A cancer is called estrogen-receptor-positive (or ER+) if it has receptors for estrogen. This suggests that the cancer cells, like normal breast cells, may receive signals from estrogen. Estrogen receptor-positive (ER-positive) breast cancer is the most common type of breast cancer diagnosed today.
According to the American Cancer Society, about 2 out of every 3 cases of breast Author: Ann Silberman. Yes. Most breast cancers are ER positive, and clinical trials have tested whether hormone therapy can be used to prevent breast cancer in women who are at increased risk of developing the disease.
A large NCI-sponsored randomized clinical trial called the Breast Cancer Prevention Trial found that tamoxifen, taken for 5 years, reduced the risk of developing invasive breast cancer. The overexpression of estrogen receptor alpha (ERalpha) is frequently observed in the early stage of breast cancer.

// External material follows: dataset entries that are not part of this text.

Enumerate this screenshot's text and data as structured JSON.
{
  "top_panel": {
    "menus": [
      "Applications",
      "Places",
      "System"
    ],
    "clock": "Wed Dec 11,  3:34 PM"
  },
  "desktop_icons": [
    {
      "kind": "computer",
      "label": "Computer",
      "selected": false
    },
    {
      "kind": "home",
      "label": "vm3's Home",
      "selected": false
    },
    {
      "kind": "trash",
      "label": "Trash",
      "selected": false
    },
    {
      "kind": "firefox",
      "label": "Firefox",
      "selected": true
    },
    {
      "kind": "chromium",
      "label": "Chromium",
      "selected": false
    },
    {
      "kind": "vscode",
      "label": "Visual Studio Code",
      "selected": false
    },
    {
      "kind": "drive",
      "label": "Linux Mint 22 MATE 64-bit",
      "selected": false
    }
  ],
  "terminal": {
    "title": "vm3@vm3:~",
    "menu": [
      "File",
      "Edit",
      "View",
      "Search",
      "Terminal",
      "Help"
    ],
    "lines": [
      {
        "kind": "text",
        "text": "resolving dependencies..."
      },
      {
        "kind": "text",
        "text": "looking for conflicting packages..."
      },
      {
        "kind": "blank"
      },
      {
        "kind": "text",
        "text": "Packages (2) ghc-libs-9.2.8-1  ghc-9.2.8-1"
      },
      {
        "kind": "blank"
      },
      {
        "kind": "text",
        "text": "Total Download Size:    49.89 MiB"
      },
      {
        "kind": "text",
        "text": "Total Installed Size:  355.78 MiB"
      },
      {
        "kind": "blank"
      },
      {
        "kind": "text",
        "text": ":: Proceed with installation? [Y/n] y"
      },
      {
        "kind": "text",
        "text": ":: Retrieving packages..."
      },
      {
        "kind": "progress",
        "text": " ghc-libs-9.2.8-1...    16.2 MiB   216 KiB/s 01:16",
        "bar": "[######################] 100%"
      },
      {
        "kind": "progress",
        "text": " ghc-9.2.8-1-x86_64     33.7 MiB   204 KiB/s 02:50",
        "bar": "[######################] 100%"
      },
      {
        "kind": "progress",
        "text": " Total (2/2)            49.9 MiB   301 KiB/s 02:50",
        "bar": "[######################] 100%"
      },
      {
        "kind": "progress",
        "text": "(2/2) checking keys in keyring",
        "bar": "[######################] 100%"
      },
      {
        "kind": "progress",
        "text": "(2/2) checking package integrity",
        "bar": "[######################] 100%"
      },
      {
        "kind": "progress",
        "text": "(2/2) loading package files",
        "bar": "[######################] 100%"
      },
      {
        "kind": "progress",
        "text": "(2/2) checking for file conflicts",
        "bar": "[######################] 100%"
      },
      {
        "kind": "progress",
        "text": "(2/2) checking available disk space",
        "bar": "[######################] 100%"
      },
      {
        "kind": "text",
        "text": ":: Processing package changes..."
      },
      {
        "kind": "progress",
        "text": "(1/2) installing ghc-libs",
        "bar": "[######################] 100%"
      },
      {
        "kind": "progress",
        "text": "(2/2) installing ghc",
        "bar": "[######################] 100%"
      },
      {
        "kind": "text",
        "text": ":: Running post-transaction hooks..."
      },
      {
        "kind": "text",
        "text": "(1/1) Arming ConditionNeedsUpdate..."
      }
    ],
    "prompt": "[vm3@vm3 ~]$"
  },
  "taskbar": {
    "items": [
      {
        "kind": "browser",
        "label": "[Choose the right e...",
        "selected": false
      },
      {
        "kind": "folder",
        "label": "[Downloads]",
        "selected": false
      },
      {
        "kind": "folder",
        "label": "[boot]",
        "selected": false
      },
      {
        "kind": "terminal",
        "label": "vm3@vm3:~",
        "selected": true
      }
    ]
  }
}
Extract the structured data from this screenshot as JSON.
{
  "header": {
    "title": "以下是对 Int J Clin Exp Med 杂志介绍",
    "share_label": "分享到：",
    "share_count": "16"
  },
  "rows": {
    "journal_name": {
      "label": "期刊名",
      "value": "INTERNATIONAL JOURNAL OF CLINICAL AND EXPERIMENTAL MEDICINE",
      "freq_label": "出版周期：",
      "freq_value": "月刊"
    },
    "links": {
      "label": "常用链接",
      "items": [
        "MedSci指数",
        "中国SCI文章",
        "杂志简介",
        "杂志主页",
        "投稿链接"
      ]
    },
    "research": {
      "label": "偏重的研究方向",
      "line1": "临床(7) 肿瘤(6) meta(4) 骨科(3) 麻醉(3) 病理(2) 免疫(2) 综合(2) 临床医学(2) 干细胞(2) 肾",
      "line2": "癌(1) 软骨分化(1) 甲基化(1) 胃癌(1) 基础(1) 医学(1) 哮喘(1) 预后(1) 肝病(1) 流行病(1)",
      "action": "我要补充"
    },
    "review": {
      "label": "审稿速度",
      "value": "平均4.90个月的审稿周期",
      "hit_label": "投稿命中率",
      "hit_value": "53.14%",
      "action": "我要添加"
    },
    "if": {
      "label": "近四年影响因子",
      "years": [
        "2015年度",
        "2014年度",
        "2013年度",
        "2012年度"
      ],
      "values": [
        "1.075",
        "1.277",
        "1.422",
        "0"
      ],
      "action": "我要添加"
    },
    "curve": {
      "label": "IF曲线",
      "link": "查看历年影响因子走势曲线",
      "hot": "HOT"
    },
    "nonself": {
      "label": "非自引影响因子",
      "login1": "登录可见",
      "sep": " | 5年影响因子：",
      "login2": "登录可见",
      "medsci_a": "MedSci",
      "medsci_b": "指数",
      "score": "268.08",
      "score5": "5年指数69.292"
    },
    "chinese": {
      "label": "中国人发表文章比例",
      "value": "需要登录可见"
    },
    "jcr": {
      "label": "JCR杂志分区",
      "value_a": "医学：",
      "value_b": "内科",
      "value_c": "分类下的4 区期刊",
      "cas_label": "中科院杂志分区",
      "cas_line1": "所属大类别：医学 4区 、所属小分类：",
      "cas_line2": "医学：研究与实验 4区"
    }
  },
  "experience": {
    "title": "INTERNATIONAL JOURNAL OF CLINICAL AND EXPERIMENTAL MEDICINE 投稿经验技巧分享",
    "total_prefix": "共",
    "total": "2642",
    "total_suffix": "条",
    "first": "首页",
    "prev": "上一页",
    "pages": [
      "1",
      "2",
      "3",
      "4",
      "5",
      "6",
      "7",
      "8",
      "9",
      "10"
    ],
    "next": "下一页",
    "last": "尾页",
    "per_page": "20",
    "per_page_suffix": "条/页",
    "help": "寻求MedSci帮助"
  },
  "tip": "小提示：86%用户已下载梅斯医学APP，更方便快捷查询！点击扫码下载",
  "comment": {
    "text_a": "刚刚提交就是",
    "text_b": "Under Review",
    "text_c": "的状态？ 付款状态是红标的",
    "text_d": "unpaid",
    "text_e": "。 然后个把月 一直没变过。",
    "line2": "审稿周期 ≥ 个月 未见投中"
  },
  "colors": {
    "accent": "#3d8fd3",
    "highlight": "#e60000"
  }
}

We previously reported that the specific promoter of the ERalpha gene is responsible. Cancer cells with these receptors depend on estrogen and related hormones, such as progesterone, to grow. Estrogen and progesterone influence many hormonal functions in women, such as sexual development, pregnancy, childbirth, and menopause.
If breast cancer cells have estrogen receptors, the cancer is called ER-positive breast cancer. Hormone Receptor-Positive Breast Cancer.
About 80% of all breast cancers are “ER-positive.” That means the cancer cells grow in response to the hormone estrogen. About 65% of these are also Author: Gina Shaw. Estrogen receptor –binding fragment-associated gene 9 (EBAG9) is an estrogen-responsive gene that has been isolated from a CpG island library of MCF-7 human breast cancer cells by the genomic binding-site cloning method (Watanabe et al., ).
The complementary deoxyribonucleic acid (cDNA) of human. Some human breast cancers which contain estrogen re- ceptors (ER) also contain progesterone receptors (PgR), whose presence may indicate that the ER remain responsive to estrogen and can still control specific protein synthesis.
To demonstrate a direct role for ER we have used the human breast cancer. 2 Glyphosate induces human breast cancer cells growth via estrogen receptors 1. Introduction Glyphosate, N-(phosphonomethyl) glycine, is widely used as an active ingredient of herbicide.
Receptors are not just found on the usual suspect target organs. For instance, you’d expect oestrogen receptors in the ovary and breast, but actually oestrogen receptors are everywhere throughout the body – brain, blood vessels, bone – demonstrating the range of tissues affected by a particular hormone.Hormone receptor tests.
Breast cancers can have receptors for the female hormones, oestrogen and progesterone. Cancers that have receptors for oestrogen are called oestrogen receptor positive or ER positive breast cancer. About 7 out of every 10 breast cancers are oestrogen receptor .Estrogen receptors (ERs) are a group of proteins found inside are receptors that are activated by the hormone estrogen (17β-estradiol).
Two classes of ER exist: nuclear estrogen receptors (ERα and ERβ), which are members of the nuclear receptor family of intracellular receptors, and membrane estrogen receptors HGNC: